I feel quite blessed to have been a Thumb area farm kid during the pheasant heyday of the 1950’s and early 1960’s. Then a “crash” would occur, when pheasant numbers plummeted in an abrupt manner. Bad winters involving ice storms (ice storms are very hard on pheasants) and lots of snow were a key influence, and new farming techniques were also evolving and habitat once always available suddenly disappeared. With far fewer pheasants, far fewer hunters came to the Thumb to hunt them, and much to my dismay schools remained open on October 20. The heyday was over, and with my parents’ blessing, I played hooky from school every October 20, and I never gave up on local pheasant hunting.
For more than 30 years now, I’ve been a volunteer for the MDNR to count roosters crowing at daybreak on a specific route in the Thumb during the month of May. This is timed with the pheasant spring breeding period and my route has given me a keen insight into pheasant numbers in relation to continually changing habitat. Sites which featured a high number of roosters one spring due to a government grassland program would have zero roosters the following year due to the land being put back into crop production. So the wild pheasant’s future in the Thumb is closely tied to government grassland programs and other habitat related efforts.
A positive thing for pheasants today is the Michigan Pheasant Restoration Initiative (MPRI). This is where landowners form a co-op with a focus on pheasant habitat and help each other out as well as share ideas. It is something I hope to help in getting started in my neighborhood soon. MPRI also puts “boots on the ground” in the form of skilled wildlife biologists who can assist the co-ops, as well as folks in a grassland program. For the Thumb, this is Jason Myers who I’ve discovered really knows what he is talking about (he can be reached at 989-673-8174, Ext 3). Jason has been an invaluable aid in my habitat endeavors.

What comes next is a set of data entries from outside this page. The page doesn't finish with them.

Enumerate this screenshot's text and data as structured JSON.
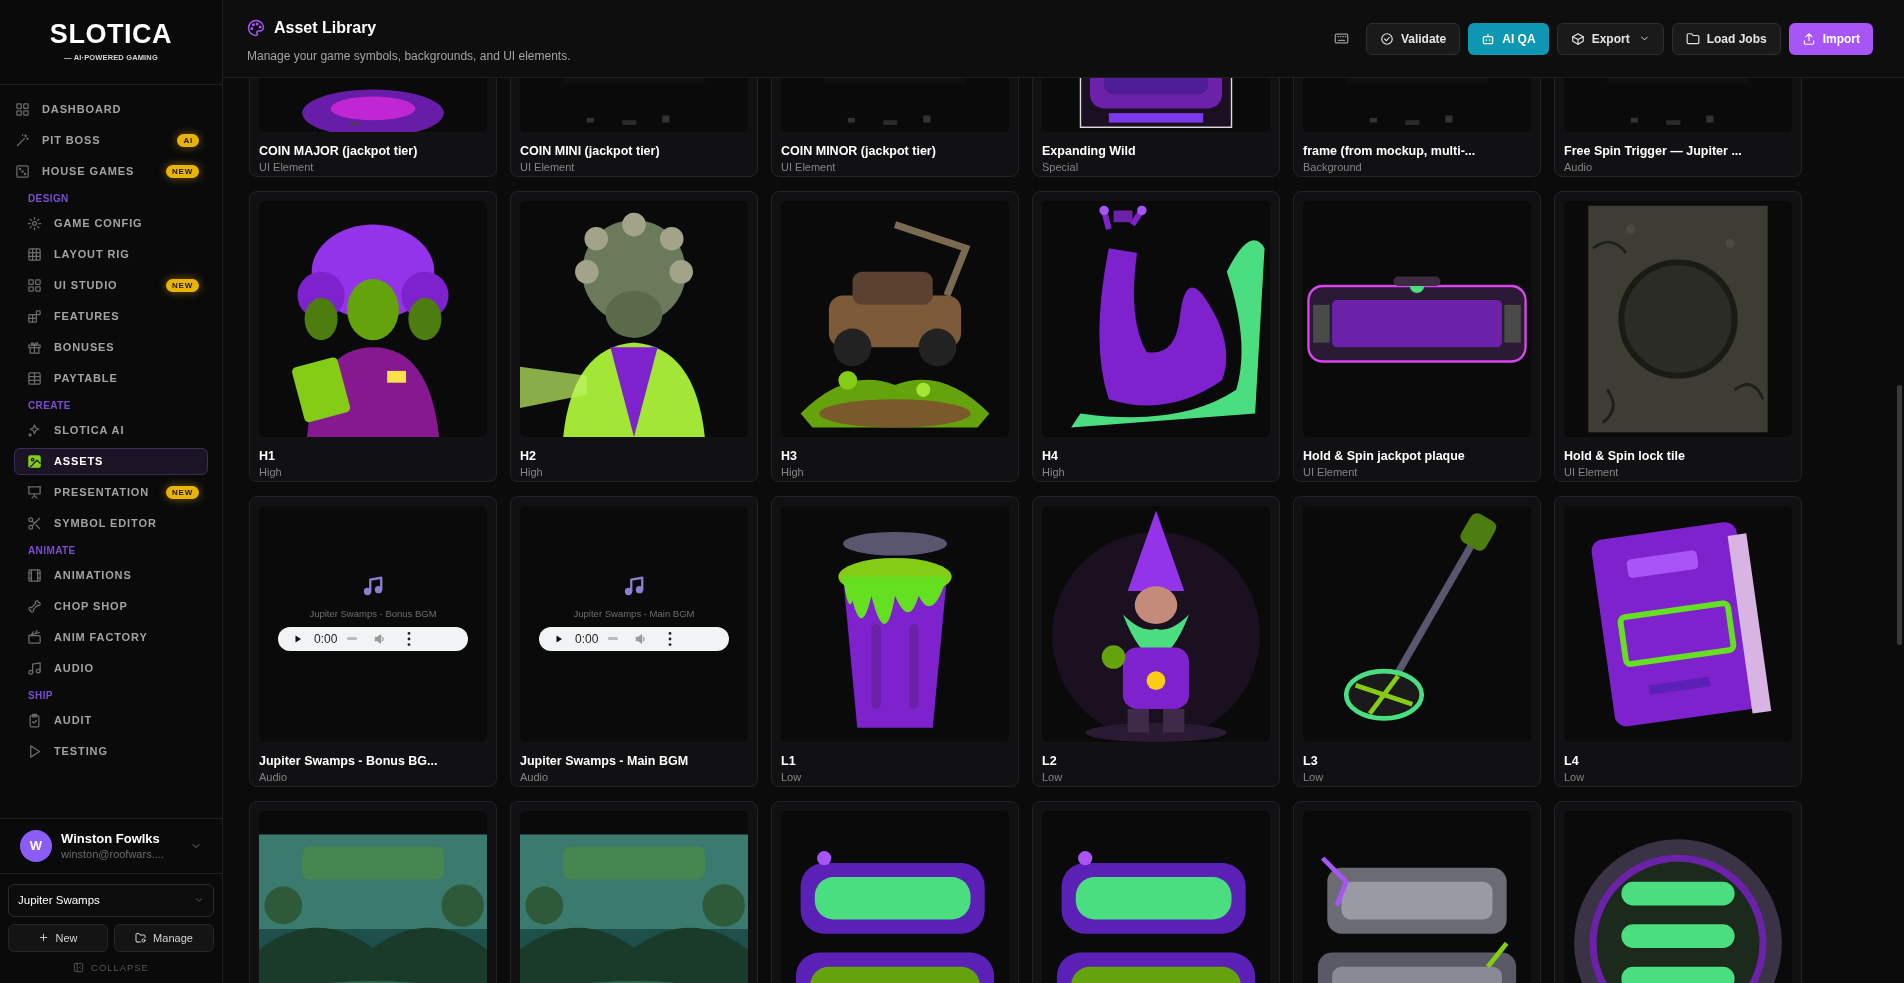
{
  "sidebar": {
    "logo": {
      "name": "SLOTICA",
      "tagline": "— AI·POWERED GAMING"
    },
    "top_items": [
      {
        "label": "DASHBOARD",
        "selected": false
      },
      {
        "label": "PIT BOSS",
        "badge": "AI",
        "selected": false
      },
      {
        "label": "HOUSE GAMES",
        "badge": "NEW",
        "selected": false
      }
    ],
    "sections": [
      {
        "title": "DESIGN",
        "items": [
          {
            "label": "GAME CONFIG",
            "selected": false
          },
          {
            "label": "LAYOUT RIG",
            "selected": false
          },
          {
            "label": "UI STUDIO",
            "badge": "NEW",
            "selected": false
          },
          {
            "label": "FEATURES",
            "selected": false
          },
          {
            "label": "BONUSES",
            "selected": false
          },
          {
            "label": "PAYTABLE",
            "selected": false
          }
        ]
      },
      {
        "title": "CREATE",
        "items": [
          {
            "label": "SLOTICA AI",
            "selected": false
          },
          {
            "label": "ASSETS",
            "selected": true
          },
          {
            "label": "PRESENTATION",
            "badge": "NEW",
            "selected": false
          },
          {
            "label": "SYMBOL EDITOR",
            "selected": false
          }
        ]
      },
      {
        "title": "ANIMATE",
        "items": [
          {
            "label": "ANIMATIONS",
            "selected": false
          },
          {
            "label": "CHOP SHOP",
            "selected": false
          },
          {
            "label": "ANIM FACTORY",
            "selected": false
          },
          {
            "label": "AUDIO",
            "selected": false
          }
        ]
      },
      {
        "title": "SHIP",
        "items": [
          {
            "label": "AUDIT",
            "selected": false
          },
          {
            "label": "TESTING",
            "selected": false
          }
        ]
      }
    ],
    "user": {
      "initial": "W",
      "name": "Winston Fowlks",
      "email": "winston@roofwars...."
    },
    "project": {
      "value": "Jupiter Swamps"
    },
    "buttons": [
      {
        "label": "New"
      },
      {
        "label": "Manage"
      }
    ],
    "collapse": "COLLAPSE"
  },
  "header": {
    "title": "Asset Library",
    "subtitle": "Manage your game symbols, backgrounds, and UI elements.",
    "buttons": [
      {
        "kind": "icon"
      },
      {
        "kind": "button",
        "label": "Validate"
      },
      {
        "kind": "button",
        "label": "AI QA"
      },
      {
        "kind": "menu",
        "label": "Export"
      },
      {
        "kind": "button",
        "label": "Load Jobs"
      },
      {
        "kind": "button",
        "label": "Import"
      }
    ]
  },
  "cards": [
    {
      "kind": "picture",
      "title": "COIN MAJOR (jackpot tier)",
      "category": "UI Element"
    },
    {
      "kind": "picture",
      "title": "COIN MINI (jackpot tier)",
      "category": "UI Element"
    },
    {
      "kind": "picture",
      "title": "COIN MINOR (jackpot tier)",
      "category": "UI Element"
    },
    {
      "kind": "picture",
      "title": "Expanding Wild",
      "category": "Special"
    },
    {
      "kind": "picture",
      "title": "frame (from mockup, multi-...",
      "category": "Background"
    },
    {
      "kind": "picture",
      "title": "Free Spin Trigger — Jupiter ...",
      "category": "Audio"
    },
    {
      "kind": "picture",
      "title": "H1",
      "category": "High"
    },
    {
      "kind": "picture",
      "title": "H2",
      "category": "High"
    },
    {
      "kind": "picture",
      "title": "H3",
      "category": "High"
    },
    {
      "kind": "picture",
      "title": "H4",
      "category": "High"
    },
    {
      "kind": "picture",
      "title": "Hold & Spin jackpot plaque",
      "category": "UI Element"
    },
    {
      "kind": "picture",
      "title": "Hold & Spin lock tile",
      "category": "UI Element"
    },
    {
      "kind": "audio",
      "caption": "Jupiter Swamps - Bonus BGM",
      "time": "0:00",
      "title": "Jupiter Swamps - Bonus BG...",
      "category": "Audio"
    },
    {
      "kind": "audio",
      "caption": "Jupiter Swamps - Main BGM",
      "time": "0:00",
      "title": "Jupiter Swamps - Main BGM",
      "category": "Audio"
    },
    {
      "kind": "picture",
      "title": "L1",
      "category": "Low"
    },
    {
      "kind": "picture",
      "title": "L2",
      "category": "Low"
    },
    {
      "kind": "picture",
      "title": "L3",
      "category": "Low"
    },
    {
      "kind": "picture",
      "title": "L4",
      "category": "Low"
    },
    {
      "kind": "picture"
    },
    {
      "kind": "picture"
    },
    {
      "kind": "picture"
    },
    {
      "kind": "picture"
    },
    {
      "kind": "picture"
    },
    {
      "kind": "picture"
    }
  ]
}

When my wife Ginny and I purchased the family farm (I’m the 4th generation) in 2001, we immediately enrolled the majority of it into various government grassland (and windbreak) programs, and we love every bit of the atmosphere that now surrounds us. I’m continually asked by folks who observe pheasants on our ground if I plant any pen-reared birds, and the answer is, no I do not. As a kid, I hunted the wild ancestors of the wild birds I hunt today, which is testimony to the fact that the pheasant can be tough and resilient when given a fair chance with proper habitat. Yes folks, pheasant hunting is still alive and well in the Thumb.